As Americans strive to eat healthier and add more fruits and vegetables to their diets, a study concluded "market basket" study has a simple message for consumers—think "frozen."

The Frozen Food Foundation, a not-for-profit organization affiliated with the American Frozen Food Institute (AFFI ), McLean, Va., dedicated to fostering scientific research, public awareness and education regarding the nutritional value of frozen foods, partnered with the University of Georgia to conduct a study comparing the nutrient content of eight commonly-purchased frozen and fresh fruits and vegetables.

The study mimicked consumer purchasing and storage habits of blueberries, strawberries, corn, broccoli, cauliflower, green beans, green peas and spinach.
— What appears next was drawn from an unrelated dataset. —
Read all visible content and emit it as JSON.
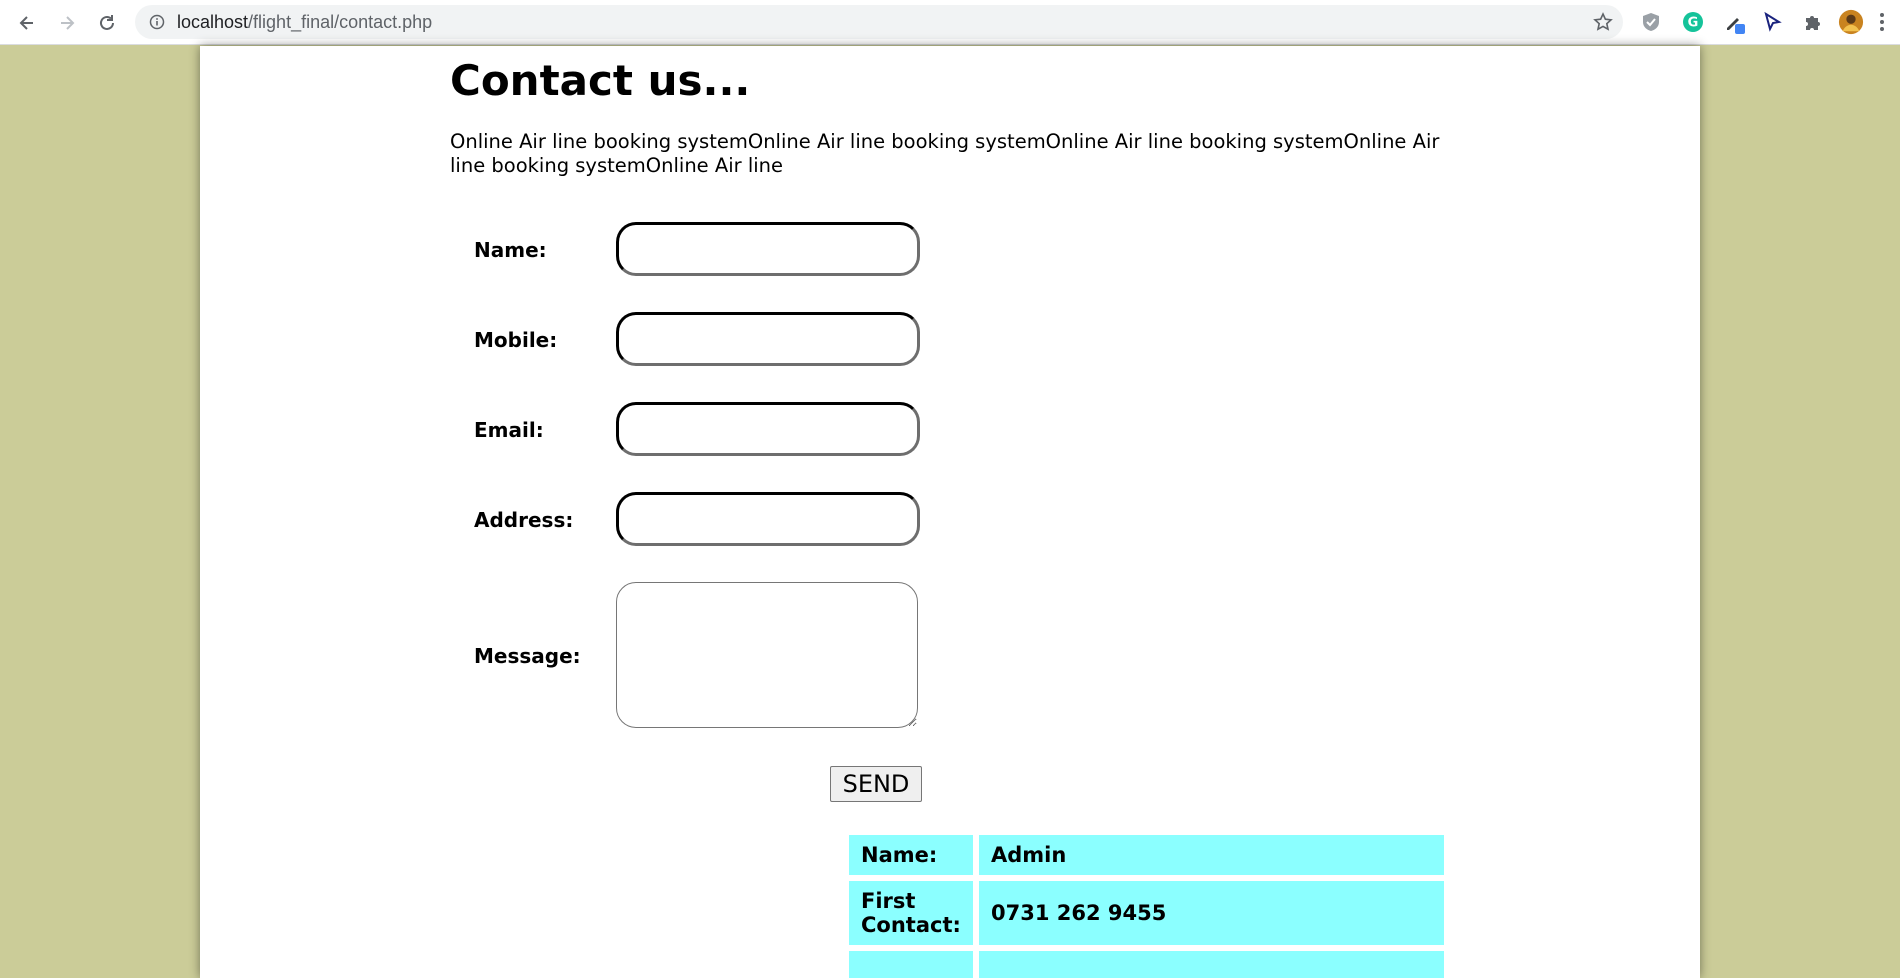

To account for variables such as growing conditions, country of origin and time in the supply chain, composite samples were prepared from fresh and frozen fruits and vegetables purchased from six independent grocery stores.

Each fruit and vegetable was analyzed under three conditions—frozen; fresh (on the day of purchase); and fresh-stored (after five days of storage in a kitchen refrigerator). Surveys show that Americans may, on average, store perishable fruits and vegetables for up to five days or more, based on bi-weekly grocery shopping habits.
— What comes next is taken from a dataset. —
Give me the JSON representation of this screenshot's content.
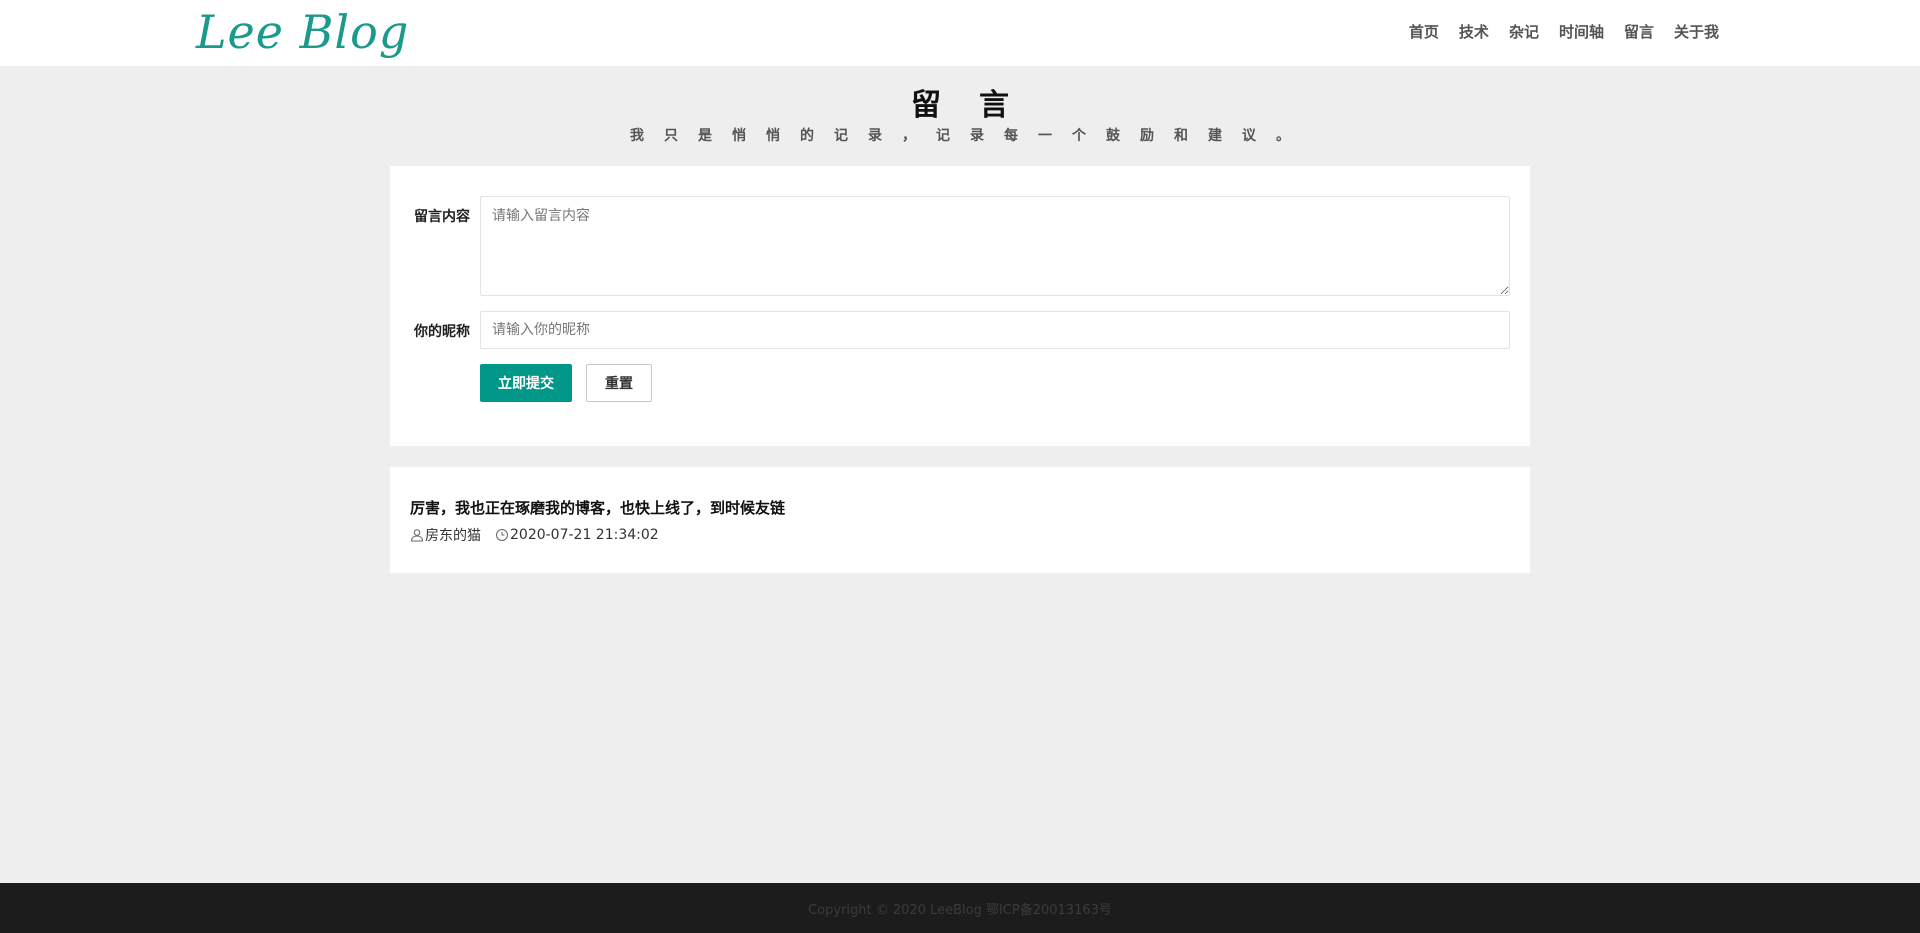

The study results also revealed that the nutritional value of many frozen fruits and vegetables are generally equal to that of their fresh counterparts. The nutritional value—namely the amounts of vitamins A and C and folates—of some frozen fruits and vegetables is greater than that of fresh-stored produce. This determination likely owes itself to the nutrient degradation that occurs in fresh produce during storage. Frozen fruits and vegetables are picked and frozen at their peak ripeness, locking in the nutrient value at the point of freezing.

"Our research shows that frozen fruits and vegetables are nutritionally equal to—and in some cases better than—their fresh counterparts," says Dr. Ronald Pegg, associate professor at University of Georgia and leader of the study. "In particular, vitamin A was greater in frozen fruits and vegetables than select fresh-stored fruits and vegetables."

Consumers cite affordability, quick and easy preparation, ease of storage and reduced waste as key reasons they purchase frozen fruits and vegetables, according to research conducted by the Produce for Better Health Foundation, Hockessin, Del. While most consumers agree they should be eating more fruits and vegetables, by a nearly 2:1 margin, they mistakenly consider fresh fruits and vegetables a healthier option than frozen produce.

"Frozen fruits and vegetables can play an important role in helping Americans easily add more fruits and vegetables to their diets to meet daily recommendations," says Dr. Elizabeth Pivonka, president and CEO of the Produce for Better Health Foundation. "Fresh and frozen produce have minor nutritional variances and provide a wide range of valuable nutrients essential for good health."

This research provides valuable new insights into the nutritional value of frozen and fresh fruits and vegetables, adding significantly to the growing body of research highlighting the nutritional benefits of frozen produce.

"Freezing is simply nature's pause button," says Kraig Naasz, president and CEO of AFFI. "As this research clearly shows, freezing is a natural and effective way to preserve the nutritional value and quality of fresh food."

For more information on this campaign, check out Refrigerated & Frozen Foods’ December 2013 issue.